By DAVID SILVA
The late Gene Wilder’s portrayal of Willy Wonka in the 1971 film “Willy Wonka & the Chocolate Factory” is seen as his career-defining performance. Countless warm childhood memories can be credited to Wilder and the quirky, boundless world that is Wonka’s factory.
Many cite this film as the definitive adaptation of Roald Dahl’s 1964 novel “Charlie and the Chocolate Factory.” However, the movie received mixed reviews upon release.
Dahl himself disowned the film because of Wilder’s casting and the deviations from the source material.
This begs the question: Is “Willy Wonka & the Chocolate Factory” really the masterwork of cinema many claim it to be?
Most of us know the story. Willy Wonka, a reclusive yet genius candy-maker, places golden tickets in five random chocolate bars with the promise that the recipients will receive a tour of his mysterious factory and a lifetime supply of chocolate. The five lucky kids include the glutinous Augustus Gloop (Michael Bollner), the gum chewing, competitive Violet Beauregarde (Denise Nickerson), the spoiled Veruca Salt (Julie Dawn Cole), the TV obsessed Mike Teavee (Paris Themmen) and Charlie Bucket (Peter Ostrum). Once inside, we are introduced to a factory like no other, full of multi-directional elevators, an Oompa Loompa workforce and a room with edible assortments of nearly everything. The film is decorated with colorful props and costumes to exemplify how otherworldly Wonka’s factory is.
The strongest aspects of this movie are the performances and the music. The child actors take on their roles with ease, displaying a balance between their character’s larger-than-life characteristics while still behaving like actual kids.
Wilder plays an energetic Wonka that toys between reclusive maniac and softhearted wizard.
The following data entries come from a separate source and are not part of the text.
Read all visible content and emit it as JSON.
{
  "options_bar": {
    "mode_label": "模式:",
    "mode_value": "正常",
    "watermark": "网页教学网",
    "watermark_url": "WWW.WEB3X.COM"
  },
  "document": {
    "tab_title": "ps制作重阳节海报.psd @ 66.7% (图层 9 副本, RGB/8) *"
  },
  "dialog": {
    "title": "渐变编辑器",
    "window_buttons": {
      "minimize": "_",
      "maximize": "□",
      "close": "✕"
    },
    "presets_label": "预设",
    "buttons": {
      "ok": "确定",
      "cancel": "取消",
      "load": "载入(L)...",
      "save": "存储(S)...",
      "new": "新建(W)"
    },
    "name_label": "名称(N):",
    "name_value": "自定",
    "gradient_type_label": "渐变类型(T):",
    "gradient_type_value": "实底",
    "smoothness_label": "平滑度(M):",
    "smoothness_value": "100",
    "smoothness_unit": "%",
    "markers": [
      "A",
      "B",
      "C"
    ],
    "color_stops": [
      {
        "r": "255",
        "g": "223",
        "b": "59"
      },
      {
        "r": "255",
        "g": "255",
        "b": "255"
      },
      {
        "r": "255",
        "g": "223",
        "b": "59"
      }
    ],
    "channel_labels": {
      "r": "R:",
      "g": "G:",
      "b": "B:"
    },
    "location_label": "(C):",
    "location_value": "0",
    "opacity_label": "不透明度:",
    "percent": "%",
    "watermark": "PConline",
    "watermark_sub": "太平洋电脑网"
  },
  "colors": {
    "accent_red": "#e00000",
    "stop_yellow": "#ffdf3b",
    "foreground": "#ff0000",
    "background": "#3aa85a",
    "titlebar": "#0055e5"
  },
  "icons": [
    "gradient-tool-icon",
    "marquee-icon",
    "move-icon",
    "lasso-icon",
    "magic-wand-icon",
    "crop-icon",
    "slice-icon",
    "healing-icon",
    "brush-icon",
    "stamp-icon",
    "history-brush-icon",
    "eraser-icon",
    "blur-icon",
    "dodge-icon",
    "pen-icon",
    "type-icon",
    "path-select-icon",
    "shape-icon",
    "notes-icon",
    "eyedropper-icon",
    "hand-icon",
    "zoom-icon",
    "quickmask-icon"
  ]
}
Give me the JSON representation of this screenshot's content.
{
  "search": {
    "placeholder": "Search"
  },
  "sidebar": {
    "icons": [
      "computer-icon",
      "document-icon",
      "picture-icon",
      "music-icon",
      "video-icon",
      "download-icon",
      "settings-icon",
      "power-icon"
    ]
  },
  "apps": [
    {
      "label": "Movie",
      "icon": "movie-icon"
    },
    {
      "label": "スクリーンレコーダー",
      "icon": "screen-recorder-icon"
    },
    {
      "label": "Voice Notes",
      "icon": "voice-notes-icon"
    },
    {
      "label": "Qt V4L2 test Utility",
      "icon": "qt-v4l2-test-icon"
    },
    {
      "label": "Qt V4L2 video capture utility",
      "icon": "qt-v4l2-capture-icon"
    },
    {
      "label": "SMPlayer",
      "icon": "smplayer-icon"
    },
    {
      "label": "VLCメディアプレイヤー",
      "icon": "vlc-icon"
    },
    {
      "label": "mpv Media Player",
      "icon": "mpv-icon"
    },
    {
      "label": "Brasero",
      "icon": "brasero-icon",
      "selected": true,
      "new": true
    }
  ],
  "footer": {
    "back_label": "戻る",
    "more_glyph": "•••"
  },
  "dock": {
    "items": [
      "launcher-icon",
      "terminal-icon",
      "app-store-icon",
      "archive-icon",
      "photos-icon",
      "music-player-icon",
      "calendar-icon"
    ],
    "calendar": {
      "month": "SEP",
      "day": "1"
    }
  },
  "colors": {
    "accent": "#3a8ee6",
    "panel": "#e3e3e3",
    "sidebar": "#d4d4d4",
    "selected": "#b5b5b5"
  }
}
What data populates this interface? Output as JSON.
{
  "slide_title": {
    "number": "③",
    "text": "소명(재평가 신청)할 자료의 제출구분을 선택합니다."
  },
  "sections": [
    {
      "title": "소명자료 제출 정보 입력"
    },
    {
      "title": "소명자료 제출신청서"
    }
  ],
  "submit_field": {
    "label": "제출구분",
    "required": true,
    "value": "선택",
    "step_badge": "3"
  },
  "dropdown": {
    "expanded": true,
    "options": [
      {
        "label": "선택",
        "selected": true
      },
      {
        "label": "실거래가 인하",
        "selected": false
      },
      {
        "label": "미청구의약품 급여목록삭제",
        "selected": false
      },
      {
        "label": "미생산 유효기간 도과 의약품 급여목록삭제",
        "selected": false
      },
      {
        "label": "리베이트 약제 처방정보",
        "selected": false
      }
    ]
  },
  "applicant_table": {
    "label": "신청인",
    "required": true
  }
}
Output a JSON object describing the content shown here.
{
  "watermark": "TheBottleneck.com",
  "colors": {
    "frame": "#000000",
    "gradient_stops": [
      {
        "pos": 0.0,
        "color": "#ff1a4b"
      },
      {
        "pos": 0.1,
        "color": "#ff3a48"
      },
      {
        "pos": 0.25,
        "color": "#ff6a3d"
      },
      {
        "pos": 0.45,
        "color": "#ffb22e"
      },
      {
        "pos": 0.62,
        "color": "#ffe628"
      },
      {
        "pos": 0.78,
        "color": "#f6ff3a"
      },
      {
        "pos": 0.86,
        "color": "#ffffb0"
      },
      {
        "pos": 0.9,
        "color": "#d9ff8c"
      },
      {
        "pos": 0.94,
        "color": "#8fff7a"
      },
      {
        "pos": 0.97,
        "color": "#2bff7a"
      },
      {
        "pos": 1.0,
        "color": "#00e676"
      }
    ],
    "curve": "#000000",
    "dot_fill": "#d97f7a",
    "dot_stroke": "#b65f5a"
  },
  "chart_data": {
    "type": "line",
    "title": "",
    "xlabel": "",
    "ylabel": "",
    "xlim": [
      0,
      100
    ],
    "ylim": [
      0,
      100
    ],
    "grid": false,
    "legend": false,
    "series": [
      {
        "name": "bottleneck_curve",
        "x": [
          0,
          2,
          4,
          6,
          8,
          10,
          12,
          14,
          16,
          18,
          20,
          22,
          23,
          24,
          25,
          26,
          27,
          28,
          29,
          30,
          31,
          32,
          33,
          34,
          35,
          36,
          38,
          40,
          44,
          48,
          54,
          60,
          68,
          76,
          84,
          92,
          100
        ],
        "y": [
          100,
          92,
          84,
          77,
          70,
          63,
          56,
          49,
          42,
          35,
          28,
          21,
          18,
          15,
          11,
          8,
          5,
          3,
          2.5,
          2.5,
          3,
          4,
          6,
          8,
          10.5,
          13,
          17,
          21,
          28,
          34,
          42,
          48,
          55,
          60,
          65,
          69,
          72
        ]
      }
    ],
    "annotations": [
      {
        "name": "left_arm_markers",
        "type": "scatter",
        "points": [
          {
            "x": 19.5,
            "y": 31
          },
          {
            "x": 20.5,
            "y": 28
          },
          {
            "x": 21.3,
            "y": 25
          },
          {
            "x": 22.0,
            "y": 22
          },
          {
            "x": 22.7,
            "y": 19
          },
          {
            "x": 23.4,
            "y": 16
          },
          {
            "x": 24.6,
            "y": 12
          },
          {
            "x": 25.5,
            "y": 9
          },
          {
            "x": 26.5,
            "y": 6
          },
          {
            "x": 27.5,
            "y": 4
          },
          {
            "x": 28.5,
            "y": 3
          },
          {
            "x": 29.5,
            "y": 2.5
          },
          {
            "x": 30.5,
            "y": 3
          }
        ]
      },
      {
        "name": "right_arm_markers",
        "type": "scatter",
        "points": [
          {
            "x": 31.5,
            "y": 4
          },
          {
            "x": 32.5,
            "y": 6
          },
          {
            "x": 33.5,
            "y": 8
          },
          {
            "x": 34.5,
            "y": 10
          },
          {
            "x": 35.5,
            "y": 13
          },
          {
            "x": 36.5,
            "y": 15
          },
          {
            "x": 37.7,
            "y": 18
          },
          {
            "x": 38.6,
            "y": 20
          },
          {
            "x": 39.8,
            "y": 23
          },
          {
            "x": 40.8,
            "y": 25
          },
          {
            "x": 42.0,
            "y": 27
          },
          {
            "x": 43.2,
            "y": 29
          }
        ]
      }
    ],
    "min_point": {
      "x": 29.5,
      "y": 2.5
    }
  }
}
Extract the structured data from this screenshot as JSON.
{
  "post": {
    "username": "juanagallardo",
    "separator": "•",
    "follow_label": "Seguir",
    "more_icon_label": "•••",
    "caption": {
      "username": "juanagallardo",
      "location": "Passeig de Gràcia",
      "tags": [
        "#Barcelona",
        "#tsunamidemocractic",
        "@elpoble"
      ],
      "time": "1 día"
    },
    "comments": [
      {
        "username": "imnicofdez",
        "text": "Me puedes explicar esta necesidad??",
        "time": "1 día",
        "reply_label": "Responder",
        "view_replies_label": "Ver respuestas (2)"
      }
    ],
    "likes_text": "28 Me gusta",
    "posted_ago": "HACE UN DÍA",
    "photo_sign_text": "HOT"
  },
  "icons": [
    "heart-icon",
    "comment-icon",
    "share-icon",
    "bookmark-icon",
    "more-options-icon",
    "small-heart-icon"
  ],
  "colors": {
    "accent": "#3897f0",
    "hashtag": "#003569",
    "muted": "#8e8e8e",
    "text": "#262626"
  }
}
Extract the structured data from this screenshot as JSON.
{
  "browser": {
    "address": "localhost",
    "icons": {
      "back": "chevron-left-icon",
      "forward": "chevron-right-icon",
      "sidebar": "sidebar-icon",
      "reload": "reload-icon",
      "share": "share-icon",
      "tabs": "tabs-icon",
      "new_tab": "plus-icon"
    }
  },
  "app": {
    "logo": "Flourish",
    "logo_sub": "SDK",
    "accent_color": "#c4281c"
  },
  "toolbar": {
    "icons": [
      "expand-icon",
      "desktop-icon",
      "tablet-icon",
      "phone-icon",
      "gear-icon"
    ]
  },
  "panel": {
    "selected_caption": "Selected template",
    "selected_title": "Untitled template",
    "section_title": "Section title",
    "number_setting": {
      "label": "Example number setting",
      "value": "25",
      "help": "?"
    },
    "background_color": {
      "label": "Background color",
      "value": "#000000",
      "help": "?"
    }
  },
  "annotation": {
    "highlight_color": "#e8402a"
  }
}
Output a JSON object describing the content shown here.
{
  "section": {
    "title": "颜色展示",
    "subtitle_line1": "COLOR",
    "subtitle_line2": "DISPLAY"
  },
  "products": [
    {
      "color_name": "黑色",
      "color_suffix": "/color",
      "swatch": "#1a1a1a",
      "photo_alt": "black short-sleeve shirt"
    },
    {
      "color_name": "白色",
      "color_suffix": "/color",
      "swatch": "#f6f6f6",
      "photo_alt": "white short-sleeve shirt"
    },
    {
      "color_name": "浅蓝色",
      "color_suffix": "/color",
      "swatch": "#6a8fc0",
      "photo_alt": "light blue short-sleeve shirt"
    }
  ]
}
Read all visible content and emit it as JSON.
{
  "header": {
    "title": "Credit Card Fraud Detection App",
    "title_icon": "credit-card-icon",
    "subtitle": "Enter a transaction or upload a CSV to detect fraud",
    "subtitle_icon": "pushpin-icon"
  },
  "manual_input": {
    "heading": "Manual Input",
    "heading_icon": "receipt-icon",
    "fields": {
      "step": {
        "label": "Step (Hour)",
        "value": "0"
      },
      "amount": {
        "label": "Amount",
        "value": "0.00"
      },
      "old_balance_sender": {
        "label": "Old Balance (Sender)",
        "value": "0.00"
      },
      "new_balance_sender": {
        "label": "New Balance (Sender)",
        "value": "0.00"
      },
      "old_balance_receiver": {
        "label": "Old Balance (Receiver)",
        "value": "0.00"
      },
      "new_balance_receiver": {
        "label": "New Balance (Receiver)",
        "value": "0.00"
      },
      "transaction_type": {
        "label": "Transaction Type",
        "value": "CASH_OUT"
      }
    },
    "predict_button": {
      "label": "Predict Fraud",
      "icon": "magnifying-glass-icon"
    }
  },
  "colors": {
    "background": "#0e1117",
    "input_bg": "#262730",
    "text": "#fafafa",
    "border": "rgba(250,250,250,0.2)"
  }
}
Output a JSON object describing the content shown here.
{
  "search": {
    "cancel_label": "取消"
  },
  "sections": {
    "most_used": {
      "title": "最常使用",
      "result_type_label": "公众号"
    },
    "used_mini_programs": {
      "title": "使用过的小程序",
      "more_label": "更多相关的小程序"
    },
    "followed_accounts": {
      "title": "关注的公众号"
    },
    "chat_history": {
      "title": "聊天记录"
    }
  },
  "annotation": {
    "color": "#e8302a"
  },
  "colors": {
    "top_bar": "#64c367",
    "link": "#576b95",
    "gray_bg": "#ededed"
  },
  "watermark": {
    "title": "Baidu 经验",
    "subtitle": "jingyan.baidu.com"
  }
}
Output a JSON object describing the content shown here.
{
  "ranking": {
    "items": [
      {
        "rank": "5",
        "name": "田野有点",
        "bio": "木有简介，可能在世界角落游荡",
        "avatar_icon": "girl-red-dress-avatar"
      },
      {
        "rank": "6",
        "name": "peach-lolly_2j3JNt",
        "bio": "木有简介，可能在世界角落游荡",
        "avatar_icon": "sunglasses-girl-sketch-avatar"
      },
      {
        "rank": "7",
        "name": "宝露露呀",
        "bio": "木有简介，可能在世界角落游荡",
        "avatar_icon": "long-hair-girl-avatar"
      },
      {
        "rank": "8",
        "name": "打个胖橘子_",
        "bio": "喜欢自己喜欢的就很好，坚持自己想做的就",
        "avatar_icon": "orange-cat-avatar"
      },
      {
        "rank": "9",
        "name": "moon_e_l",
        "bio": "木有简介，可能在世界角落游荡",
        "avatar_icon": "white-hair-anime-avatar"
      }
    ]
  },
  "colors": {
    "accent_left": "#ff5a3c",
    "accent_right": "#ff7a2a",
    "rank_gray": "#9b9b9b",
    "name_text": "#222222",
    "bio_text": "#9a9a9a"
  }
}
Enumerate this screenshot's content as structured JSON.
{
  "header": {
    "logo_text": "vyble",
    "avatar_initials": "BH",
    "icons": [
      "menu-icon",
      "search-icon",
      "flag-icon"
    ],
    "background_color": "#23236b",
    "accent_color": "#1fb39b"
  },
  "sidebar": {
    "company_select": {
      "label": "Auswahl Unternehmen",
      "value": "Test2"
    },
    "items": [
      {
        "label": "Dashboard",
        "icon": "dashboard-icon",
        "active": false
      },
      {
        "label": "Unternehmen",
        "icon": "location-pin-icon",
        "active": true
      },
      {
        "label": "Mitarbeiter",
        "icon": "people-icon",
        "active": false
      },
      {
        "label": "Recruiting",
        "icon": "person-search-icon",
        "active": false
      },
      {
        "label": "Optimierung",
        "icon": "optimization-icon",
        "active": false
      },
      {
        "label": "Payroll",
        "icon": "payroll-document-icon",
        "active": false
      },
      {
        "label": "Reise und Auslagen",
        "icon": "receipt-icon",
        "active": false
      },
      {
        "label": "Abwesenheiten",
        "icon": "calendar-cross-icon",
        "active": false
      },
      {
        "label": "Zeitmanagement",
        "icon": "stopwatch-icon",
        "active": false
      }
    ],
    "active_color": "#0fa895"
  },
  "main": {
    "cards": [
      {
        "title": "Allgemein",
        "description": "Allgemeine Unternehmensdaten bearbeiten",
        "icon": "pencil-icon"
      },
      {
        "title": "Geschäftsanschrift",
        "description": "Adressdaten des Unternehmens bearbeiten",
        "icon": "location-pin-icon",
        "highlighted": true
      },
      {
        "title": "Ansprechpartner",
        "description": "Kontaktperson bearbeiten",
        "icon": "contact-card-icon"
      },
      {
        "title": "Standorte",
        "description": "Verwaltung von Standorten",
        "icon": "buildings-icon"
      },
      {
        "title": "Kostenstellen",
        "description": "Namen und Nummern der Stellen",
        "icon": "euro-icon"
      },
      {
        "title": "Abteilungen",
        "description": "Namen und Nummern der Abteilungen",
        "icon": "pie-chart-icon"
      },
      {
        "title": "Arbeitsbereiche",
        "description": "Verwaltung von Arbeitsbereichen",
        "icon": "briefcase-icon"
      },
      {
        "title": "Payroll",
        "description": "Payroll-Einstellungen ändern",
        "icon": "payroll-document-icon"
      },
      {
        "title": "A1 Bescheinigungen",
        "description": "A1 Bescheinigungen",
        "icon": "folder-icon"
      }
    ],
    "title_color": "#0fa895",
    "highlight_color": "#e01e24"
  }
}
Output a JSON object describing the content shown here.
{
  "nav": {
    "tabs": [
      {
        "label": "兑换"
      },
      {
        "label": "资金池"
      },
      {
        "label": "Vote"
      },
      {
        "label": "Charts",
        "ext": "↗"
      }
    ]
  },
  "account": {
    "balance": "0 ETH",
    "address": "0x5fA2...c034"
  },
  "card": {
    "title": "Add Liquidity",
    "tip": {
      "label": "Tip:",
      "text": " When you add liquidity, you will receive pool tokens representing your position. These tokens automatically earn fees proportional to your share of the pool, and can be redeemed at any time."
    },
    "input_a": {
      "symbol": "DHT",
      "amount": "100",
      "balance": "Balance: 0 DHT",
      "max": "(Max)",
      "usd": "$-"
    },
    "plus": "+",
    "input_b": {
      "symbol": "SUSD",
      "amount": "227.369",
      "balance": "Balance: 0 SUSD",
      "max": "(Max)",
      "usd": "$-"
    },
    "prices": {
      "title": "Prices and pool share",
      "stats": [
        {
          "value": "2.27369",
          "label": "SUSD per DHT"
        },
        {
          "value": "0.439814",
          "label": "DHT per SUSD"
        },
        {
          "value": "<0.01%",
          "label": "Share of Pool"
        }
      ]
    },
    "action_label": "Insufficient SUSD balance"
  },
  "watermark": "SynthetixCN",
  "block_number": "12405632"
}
His decisions seem completely improvised at times, while still being a part of some master plan. He is as much a deceiver as he is a too-honest child, an awkward jokester or a meticulous puppet master.
The magic of “Wonka” lies in the musical numbers throughout the film. From the opening “Candy Man” to the classic “Pure Imagination,” the Academy Award-nominated arrangements, composed by Leslie Bricusse and Anthony Newley, are charming, witty and unforgettable. “Pure Imagination” is a psychedelic orchestral arrangement that embodies Wilder’s Wonka. As he sings and gleefully glides through his factory, you get the sense that every day is like Christmas morning inside his factory.
The film’s biggest flaw is how far away it often strays from its source material. I personally don’t mind when a director uses his own interpretation of the source and creates a better movie experience. However, great moments from the novel are changed for the worse or omitted altogether, such as the “bad nut” scene.
In the novel, the spoiled Veruca Salt wants to steal a nut-testing squirrel. After the squirrel determines that Veruca is a “bad nut,” the squirrels send her down the garbage chute. In the film, the whole situation becomes a “bad egg” scene involving magic geese.
Changing this scene completely disregards the symbolism. Every kid ends up leaving the factory through means that represent their character. A pipe sucks up Agustus while he’s drowning in a river of chocolate that he tried to consume. Violet turns into a life-sized blueberry after she chews a forbidden piece of gum, and Mike is shrunken to a miniature size after he transports himself into a TV set. Veruca’s father, who blatantly spoils his daughter, is an owner of a nut factory. By omitting the “bad nut” scene, you completely disregard consistency. . Whether the scene needed to be changed because of budget or practically, it’s a shame that we get a poorly thought-out replacement.
Aside from these missteps, “Willy Wonka & the Chocolate Factory” is a movie classic for a reason. The genuine warmth and liveliness of each character, especially Wonka, makes their journey unique and compelling, and the musical gems throughout the film are as marvelous and ethereal as the famous chocolate factory.